In this talk I will describe some models for random simplicial complexes introduced in recent literature. These can be viewed as random k-uniform hypergraphs. Although these models generalize the celebrated Erdős-Rényi model for random graphs, their higher dimension motivates the study of probabilistic topology, i.e. estimating topological invariants of random spaces. I will survey some of the known topological phase transitions, connections to Gromov's theory of random groups and some challenges that lay ahead.
Speaker: Łukasz Grabowski (Oxford)

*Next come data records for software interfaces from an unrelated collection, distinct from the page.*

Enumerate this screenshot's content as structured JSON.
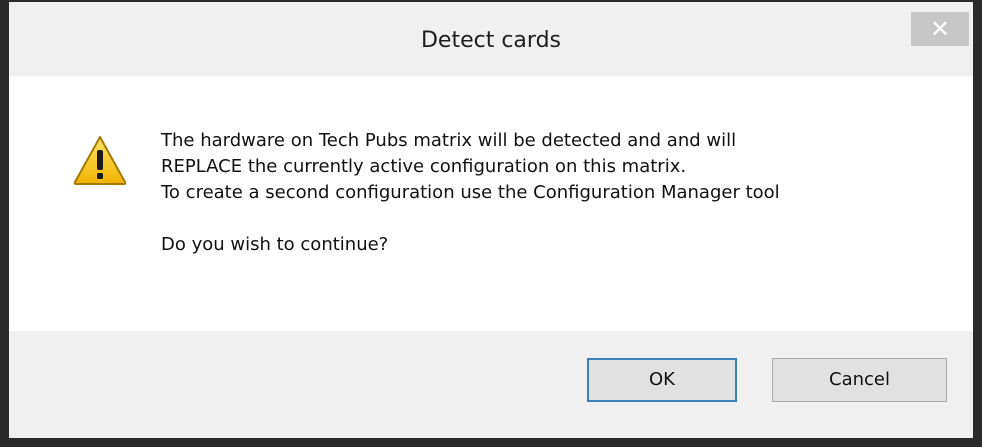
{
  "window": {
    "title": "Detect cards",
    "close_glyph": "✕"
  },
  "message": {
    "line1": "The hardware on Tech Pubs matrix will be detected and and will",
    "line2": "REPLACE the currently active configuration on this matrix.",
    "line3": "To create a second configuration use the Configuration Manager tool",
    "question": "Do you wish to continue?"
  },
  "icon": {
    "name": "warning-icon",
    "fill": "#f4c20d",
    "mark": "!"
  },
  "buttons": {
    "ok_label": "OK",
    "cancel_label": "Cancel"
  }
}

Recently there was a considerable amount of interest in computing spectral properties of random walk operators (and more generally - group ring operators) on Cayley graphs of lamplighter-type groups. In all cases such computations require some non-trivial input from combinatorics. For example, Lehner and Wagner computed the kernel dimension of a random walk operator on the free lamplighter group by being able to explicitly write down the generating function for the size of the maximal matching in finite trees. In the talk I will explain how the relation between the spectrum of the random walk and combinatorics is usually established. After briefly surveying some of the success stories of this technique I'll focus on presenting two elementary combinatorial problems whose solutions would give some new information about random walk operators. One is related to the generating functions of languages in the complexity class LOGSPACE, and the other is related to coefficients of noncommutative rational functions whose coefficients are powers of a fixed prime number.
Speaker: Carl Yerger (Davidson)

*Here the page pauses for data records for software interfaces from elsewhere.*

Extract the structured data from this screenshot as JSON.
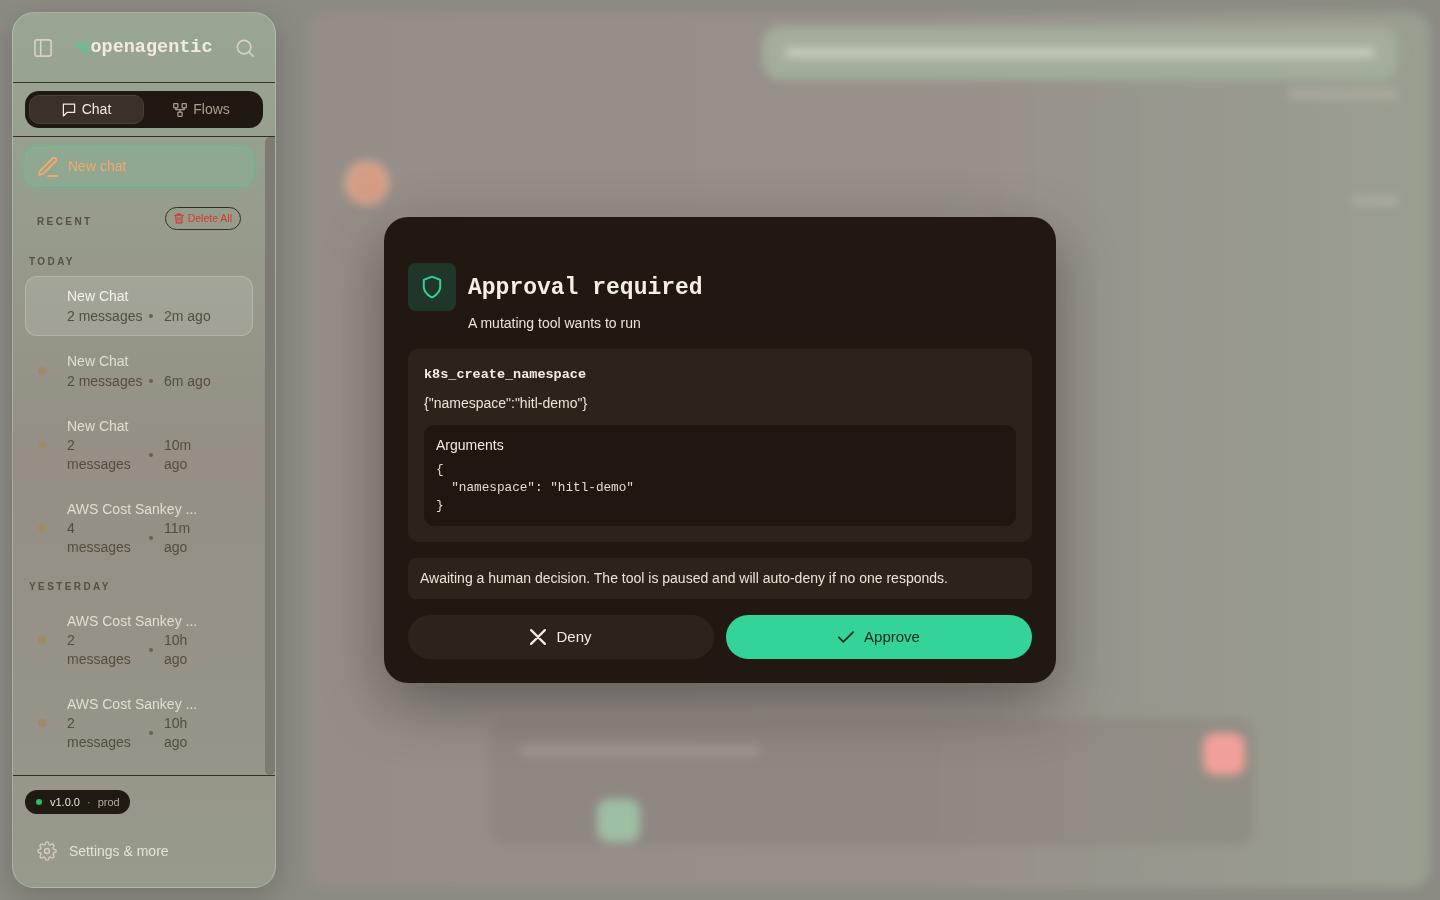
{
  "sidebar": {
    "logo": "openagentic",
    "tabs": [
      {
        "label": "Chat",
        "selected": true
      },
      {
        "label": "Flows",
        "selected": false
      }
    ],
    "new_chat_button": "New chat",
    "section_label": "RECENT",
    "delete_all_button": "Delete All",
    "groups": [
      {
        "label": "TODAY",
        "chats": [
          {
            "title": "New Chat",
            "messages": "2 messages",
            "age": "2m ago",
            "selected": true,
            "kind": "inline"
          },
          {
            "title": "New Chat",
            "messages": "2 messages",
            "age": "6m ago",
            "selected": false,
            "kind": "inline"
          },
          {
            "title": "New Chat",
            "messages": "2 messages",
            "age": "10m ago",
            "selected": false,
            "kind": "stacked"
          },
          {
            "title": "AWS Cost Sankey ...",
            "messages": "4 messages",
            "age": "11m ago",
            "selected": false,
            "kind": "stacked"
          }
        ]
      },
      {
        "label": "YESTERDAY",
        "chats": [
          {
            "title": "AWS Cost Sankey ...",
            "messages": "2 messages",
            "age": "10h ago",
            "selected": false,
            "kind": "stacked"
          },
          {
            "title": "AWS Cost Sankey ...",
            "messages": "2 messages",
            "age": "10h ago",
            "selected": false,
            "kind": "stacked"
          }
        ]
      }
    ],
    "version_badge": {
      "version": "v1.0.0",
      "separator": "·",
      "environment": "prod"
    },
    "settings_link": "Settings & more"
  },
  "approval_dialog": {
    "title": "Approval required",
    "subtitle": "A mutating tool wants to run",
    "tool_name": "k8s_create_namespace",
    "tool_input": "{\"namespace\":\"hitl-demo\"}",
    "arguments_label": "Arguments",
    "arguments_code": "{\n  \"namespace\": \"hitl-demo\"\n}",
    "notice": "Awaiting a human decision. The tool is paused and will auto-deny if no one responds.",
    "buttons": [
      {
        "label": "Deny",
        "kind": "deny"
      },
      {
        "label": "Approve",
        "kind": "approve"
      }
    ]
  }
}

An important result in the theory of graph coloring is Grotzsch's theorem, which states that every triangle-free planar graph is 3-colorable. A famous related question is due to Steinberg and states that any planar graph without 4- or 5-cycles is 3-colorable. There has been considerable recent interest in trying to prove this conjecture. In this talk, we will discuss some of the recent progress made towards proving Steinberg’s conjecture and discuss recent joint work with Ken-ichi Kawarabayashi that planar graphs with no 5-cycles, 6-cycles or intersecting triangles are 3-colorable. In addition, we discuss related senior thesis based on near-coloring with Davidson student Kyle Yang.
Speaker: Juraj Stacho (Warwick)
The intersection graph of a collection of sets is defined as the graph whose vertices correspond to the sets in the collection where two vertices are adjacent if and only if the corresponding sets intersect. Many popular graph classes are characterised as intersection graphs of particular types of sets, e.g. interval graphs, circular-arc graphs, chordal graphs are the intersection graphs of intervals of the real line, arcs of a circle, and subtrees of a tree, respectively. Another useful way of characterising graph classes is by obstructions—minimal forbidden subgraphs/minors/induced subgraphs—substructures whose presence certifies non-membership in the class, e.g. cycles of length four and more are obstructions for chordal graphs, while cycles of length 4, 5, and so-called asteroidal triples are obstructions for interval graphs. For circular-arc graphs, only a partial list of obstructions is known and finding a complete characterisation is a notoriously challenging open problem dating back to as far as the 1970's. In this talk, we present a new type of obstructions to circular-arc graphs and show how it characterises certain subclasses of circular-arc graphs. Joint work with Pavol Hell (SFU) and Mathew Francis (IMSc).